_TRY IT_.
Pull out every line from the listing that has the word "kind".

----------------------------------------

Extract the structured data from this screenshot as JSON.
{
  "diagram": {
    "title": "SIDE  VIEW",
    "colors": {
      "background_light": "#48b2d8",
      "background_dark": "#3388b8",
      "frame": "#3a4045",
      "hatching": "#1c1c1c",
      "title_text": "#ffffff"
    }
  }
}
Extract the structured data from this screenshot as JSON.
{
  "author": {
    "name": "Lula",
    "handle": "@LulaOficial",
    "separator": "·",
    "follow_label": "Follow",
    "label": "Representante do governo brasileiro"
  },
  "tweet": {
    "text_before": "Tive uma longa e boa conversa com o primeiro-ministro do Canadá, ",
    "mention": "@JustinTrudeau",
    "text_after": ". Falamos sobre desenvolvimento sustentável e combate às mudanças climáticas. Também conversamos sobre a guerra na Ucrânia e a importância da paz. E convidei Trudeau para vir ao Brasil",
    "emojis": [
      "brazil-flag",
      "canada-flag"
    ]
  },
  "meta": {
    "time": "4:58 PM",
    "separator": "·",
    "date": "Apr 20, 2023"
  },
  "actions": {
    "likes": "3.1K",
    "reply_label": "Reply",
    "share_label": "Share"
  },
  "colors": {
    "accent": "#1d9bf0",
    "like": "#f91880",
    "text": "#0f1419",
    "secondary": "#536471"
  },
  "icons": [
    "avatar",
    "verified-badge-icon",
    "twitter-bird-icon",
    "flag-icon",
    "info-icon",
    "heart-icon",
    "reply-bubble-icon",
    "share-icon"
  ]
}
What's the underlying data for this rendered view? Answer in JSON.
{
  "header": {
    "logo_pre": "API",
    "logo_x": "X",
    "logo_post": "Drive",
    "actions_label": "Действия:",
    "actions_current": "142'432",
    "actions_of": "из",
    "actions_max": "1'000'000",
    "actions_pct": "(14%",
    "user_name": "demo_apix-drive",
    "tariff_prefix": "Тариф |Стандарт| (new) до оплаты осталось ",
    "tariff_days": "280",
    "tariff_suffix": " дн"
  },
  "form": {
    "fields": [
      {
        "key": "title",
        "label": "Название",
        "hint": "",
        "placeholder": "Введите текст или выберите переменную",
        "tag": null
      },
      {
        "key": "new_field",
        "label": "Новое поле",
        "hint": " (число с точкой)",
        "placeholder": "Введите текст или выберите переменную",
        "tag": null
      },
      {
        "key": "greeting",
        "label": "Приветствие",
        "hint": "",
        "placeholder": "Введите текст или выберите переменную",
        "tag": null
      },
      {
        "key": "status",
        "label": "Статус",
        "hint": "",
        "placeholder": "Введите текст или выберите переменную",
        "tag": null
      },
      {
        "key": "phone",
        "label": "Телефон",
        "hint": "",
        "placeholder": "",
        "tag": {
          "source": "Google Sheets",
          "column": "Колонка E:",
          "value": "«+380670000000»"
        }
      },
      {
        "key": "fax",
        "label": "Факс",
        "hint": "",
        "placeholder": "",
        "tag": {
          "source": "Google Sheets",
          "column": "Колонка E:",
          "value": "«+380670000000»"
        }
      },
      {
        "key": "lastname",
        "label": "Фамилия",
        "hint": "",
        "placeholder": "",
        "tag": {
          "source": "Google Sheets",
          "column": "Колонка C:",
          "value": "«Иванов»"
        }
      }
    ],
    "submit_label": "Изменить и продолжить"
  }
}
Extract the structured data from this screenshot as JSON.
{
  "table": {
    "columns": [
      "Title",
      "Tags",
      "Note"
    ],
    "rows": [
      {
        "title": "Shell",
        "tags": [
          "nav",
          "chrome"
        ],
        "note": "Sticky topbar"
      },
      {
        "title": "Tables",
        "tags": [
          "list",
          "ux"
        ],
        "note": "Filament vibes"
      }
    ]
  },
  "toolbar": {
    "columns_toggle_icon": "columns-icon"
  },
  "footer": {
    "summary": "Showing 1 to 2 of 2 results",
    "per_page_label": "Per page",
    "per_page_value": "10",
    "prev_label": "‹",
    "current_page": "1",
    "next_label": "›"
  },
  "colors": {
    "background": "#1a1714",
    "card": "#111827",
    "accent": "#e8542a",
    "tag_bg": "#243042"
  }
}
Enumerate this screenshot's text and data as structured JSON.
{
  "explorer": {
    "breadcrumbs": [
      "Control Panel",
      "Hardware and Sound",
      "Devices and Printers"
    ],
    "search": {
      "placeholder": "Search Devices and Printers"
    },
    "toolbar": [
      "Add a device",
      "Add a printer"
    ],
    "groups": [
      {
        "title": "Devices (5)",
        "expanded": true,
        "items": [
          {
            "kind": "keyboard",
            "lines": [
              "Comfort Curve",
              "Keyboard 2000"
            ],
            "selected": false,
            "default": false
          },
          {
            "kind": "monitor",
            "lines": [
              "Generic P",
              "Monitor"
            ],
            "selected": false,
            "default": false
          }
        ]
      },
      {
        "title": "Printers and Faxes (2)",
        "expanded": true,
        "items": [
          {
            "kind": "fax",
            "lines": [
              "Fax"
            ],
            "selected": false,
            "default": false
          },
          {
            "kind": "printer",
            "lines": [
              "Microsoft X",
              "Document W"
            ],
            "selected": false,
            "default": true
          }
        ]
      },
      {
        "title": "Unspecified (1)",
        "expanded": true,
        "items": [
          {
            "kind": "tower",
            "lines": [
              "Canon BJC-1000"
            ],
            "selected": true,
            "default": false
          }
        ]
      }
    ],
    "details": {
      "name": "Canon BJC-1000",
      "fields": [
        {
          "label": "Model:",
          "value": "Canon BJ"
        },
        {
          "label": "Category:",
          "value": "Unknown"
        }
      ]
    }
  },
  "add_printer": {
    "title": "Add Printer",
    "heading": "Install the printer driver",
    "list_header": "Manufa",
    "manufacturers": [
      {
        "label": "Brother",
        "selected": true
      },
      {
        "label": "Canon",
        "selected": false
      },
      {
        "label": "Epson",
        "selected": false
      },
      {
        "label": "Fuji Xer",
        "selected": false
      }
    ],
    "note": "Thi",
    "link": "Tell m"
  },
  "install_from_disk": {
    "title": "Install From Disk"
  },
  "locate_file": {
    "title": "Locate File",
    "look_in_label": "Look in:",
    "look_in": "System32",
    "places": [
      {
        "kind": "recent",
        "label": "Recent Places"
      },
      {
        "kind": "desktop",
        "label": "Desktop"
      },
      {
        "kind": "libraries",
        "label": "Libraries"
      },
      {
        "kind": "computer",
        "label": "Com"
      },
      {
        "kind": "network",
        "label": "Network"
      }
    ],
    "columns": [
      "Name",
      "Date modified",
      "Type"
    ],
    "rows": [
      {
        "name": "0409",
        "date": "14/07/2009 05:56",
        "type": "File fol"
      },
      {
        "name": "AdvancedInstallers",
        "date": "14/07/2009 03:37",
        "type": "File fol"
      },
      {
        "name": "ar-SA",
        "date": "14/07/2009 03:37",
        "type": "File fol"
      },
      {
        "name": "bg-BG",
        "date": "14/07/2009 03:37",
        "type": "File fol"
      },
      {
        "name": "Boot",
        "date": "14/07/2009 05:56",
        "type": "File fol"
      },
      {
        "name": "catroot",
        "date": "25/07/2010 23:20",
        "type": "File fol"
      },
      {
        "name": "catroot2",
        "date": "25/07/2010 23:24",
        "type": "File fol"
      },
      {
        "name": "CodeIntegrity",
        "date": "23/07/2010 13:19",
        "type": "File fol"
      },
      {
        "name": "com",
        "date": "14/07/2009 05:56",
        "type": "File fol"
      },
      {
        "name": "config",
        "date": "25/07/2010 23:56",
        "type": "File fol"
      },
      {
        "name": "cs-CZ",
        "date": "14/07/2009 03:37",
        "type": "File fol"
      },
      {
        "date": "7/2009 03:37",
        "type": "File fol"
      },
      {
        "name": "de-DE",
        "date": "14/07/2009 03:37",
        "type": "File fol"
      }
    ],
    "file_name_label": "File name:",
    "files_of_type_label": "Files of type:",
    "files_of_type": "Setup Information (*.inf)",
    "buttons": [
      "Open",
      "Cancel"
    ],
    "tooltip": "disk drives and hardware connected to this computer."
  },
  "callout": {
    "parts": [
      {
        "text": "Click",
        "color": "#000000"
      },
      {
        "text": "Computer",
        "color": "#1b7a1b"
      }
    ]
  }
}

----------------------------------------

_SOLUTION TO THIS EXERCISE_.
            "kind": "keyboard",
            "kind": "monitor",
            "kind": "fax",
            "kind": "printer",
            "kind": "tower",
        "kind": "recent",
        "kind": "desktop",
        "kind": "libraries",
        "kind": "computer",
        "kind": "network",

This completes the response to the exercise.